DATA SHOWN
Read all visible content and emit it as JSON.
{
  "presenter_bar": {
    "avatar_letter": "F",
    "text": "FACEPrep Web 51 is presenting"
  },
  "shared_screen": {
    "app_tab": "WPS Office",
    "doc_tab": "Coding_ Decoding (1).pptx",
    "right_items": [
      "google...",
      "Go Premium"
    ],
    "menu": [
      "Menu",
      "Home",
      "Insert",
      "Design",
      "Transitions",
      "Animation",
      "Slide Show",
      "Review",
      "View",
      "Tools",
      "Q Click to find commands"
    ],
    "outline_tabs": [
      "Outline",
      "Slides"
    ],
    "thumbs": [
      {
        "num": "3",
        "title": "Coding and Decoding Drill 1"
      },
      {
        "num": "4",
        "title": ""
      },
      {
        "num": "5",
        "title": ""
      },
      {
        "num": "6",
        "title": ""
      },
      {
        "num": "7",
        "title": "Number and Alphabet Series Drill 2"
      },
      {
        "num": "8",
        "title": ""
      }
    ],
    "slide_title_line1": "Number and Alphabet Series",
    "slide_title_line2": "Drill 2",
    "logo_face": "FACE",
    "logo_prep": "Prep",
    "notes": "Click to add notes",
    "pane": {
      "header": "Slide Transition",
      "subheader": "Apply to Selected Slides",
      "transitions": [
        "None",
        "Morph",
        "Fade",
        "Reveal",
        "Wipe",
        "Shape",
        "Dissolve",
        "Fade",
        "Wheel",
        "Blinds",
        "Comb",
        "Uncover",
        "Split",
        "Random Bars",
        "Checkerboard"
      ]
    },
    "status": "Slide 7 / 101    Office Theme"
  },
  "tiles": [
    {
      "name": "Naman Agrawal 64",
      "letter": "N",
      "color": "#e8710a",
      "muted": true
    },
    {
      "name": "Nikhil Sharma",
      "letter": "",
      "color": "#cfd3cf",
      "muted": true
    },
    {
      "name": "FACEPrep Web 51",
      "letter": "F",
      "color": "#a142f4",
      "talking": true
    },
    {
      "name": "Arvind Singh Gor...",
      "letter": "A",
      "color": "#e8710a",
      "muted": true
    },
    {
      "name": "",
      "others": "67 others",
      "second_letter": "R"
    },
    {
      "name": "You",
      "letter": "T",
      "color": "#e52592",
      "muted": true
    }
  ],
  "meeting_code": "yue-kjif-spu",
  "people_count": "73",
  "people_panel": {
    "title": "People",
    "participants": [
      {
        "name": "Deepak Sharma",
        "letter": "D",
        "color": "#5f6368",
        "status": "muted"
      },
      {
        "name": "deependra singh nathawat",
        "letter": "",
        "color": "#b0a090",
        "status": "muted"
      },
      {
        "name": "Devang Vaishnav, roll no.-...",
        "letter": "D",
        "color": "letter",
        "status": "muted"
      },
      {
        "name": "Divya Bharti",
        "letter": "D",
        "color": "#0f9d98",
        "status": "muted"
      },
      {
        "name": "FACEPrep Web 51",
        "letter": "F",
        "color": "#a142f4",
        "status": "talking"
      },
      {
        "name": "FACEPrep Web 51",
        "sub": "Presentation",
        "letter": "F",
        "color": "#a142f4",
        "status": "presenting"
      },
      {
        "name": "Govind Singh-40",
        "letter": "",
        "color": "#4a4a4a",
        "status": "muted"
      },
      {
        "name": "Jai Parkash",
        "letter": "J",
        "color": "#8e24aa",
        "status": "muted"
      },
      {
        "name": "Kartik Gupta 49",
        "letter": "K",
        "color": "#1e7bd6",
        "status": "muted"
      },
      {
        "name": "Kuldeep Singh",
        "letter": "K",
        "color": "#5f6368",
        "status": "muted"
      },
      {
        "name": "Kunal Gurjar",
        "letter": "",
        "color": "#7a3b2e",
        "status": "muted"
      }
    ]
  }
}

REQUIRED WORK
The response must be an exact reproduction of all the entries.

TASK RESPONSE
Read all visible content and emit it as JSON.
{
  "presenter_bar": {
    "avatar_letter": "F",
    "text": "FACEPrep Web 51 is presenting"
  },
  "shared_screen": {
    "app_tab": "WPS Office",
    "doc_tab": "Coding_ Decoding (1).pptx",
    "right_items": [
      "google...",
      "Go Premium"
    ],
    "menu": [
      "Menu",
      "Home",
      "Insert",
      "Design",
      "Transitions",
      "Animation",
      "Slide Show",
      "Review",
      "View",
      "Tools",
      "Q Click to find commands"
    ],
    "outline_tabs": [
      "Outline",
      "Slides"
    ],
    "thumbs": [
      {
        "num": "3",
        "title": "Coding and Decoding Drill 1"
      },
      {
        "num": "4",
        "title": ""
      },
      {
        "num": "5",
        "title": ""
      },
      {
        "num": "6",
        "title": ""
      },
      {
        "num": "7",
        "title": "Number and Alphabet Series Drill 2"
      },
      {
        "num": "8",
        "title": ""
      }
    ],
    "slide_title_line1": "Number and Alphabet Series",
    "slide_title_line2": "Drill 2",
    "logo_face": "FACE",
    "logo_prep": "Prep",
    "notes": "Click to add notes",
    "pane": {
      "header": "Slide Transition",
      "subheader": "Apply to Selected Slides",
      "transitions": [
        "None",
        "Morph",
        "Fade",
        "Reveal",
        "Wipe",
        "Shape",
        "Dissolve",
        "Fade",
        "Wheel",
        "Blinds",
        "Comb",
        "Uncover",
        "Split",
        "Random Bars",
        "Checkerboard"
      ]
    },
    "status": "Slide 7 / 101    Office Theme"
  },
  "tiles": [
    {
      "name": "Naman Agrawal 64",
      "letter": "N",
      "color": "#e8710a",
      "muted": true
    },
    {
      "name": "Nikhil Sharma",
      "letter": "",
      "color": "#cfd3cf",
      "muted": true
    },
    {
      "name": "FACEPrep Web 51",
      "letter": "F",
      "color": "#a142f4",
      "talking": true
    },
    {
      "name": "Arvind Singh Gor...",
      "letter": "A",
      "color": "#e8710a",
      "muted": true
    },
    {
      "name": "",
      "others": "67 others",
      "second_letter": "R"
    },
    {
      "name": "You",
      "letter": "T",
      "color": "#e52592",
      "muted": true
    }
  ],
  "meeting_code": "yue-kjif-spu",
  "people_count": "73",
  "people_panel": {
    "title": "People",
    "participants": [
      {
        "name": "Deepak Sharma",
        "letter": "D",
        "color": "#5f6368",
        "status": "muted"
      },
      {
        "name": "deependra singh nathawat",
        "letter": "",
        "color": "#b0a090",
        "status": "muted"
      },
      {
        "name": "Devang Vaishnav, roll no.-...",
        "letter": "D",
        "color": "letter",
        "status": "muted"
      },
      {
        "name": "Divya Bharti",
        "letter": "D",
        "color": "#0f9d98",
        "status": "muted"
      },
      {
        "name": "FACEPrep Web 51",
        "letter": "F",
        "color": "#a142f4",
        "status": "talking"
      },
      {
        "name": "FACEPrep Web 51",
        "sub": "Presentation",
        "letter": "F",
        "color": "#a142f4",
        "status": "presenting"
      },
      {
        "name": "Govind Singh-40",
        "letter": "",
        "color": "#4a4a4a",
        "status": "muted"
      },
      {
        "name": "Jai Parkash",
        "letter": "J",
        "color": "#8e24aa",
        "status": "muted"
      },
      {
        "name": "Kartik Gupta 49",
        "letter": "K",
        "color": "#1e7bd6",
        "status": "muted"
      },
      {
        "name": "Kuldeep Singh",
        "letter": "K",
        "color": "#5f6368",
        "status": "muted"
      },
      {
        "name": "Kunal Gurjar",
        "letter": "",
        "color": "#7a3b2e",
        "status": "muted"
      }
    ]
  }
}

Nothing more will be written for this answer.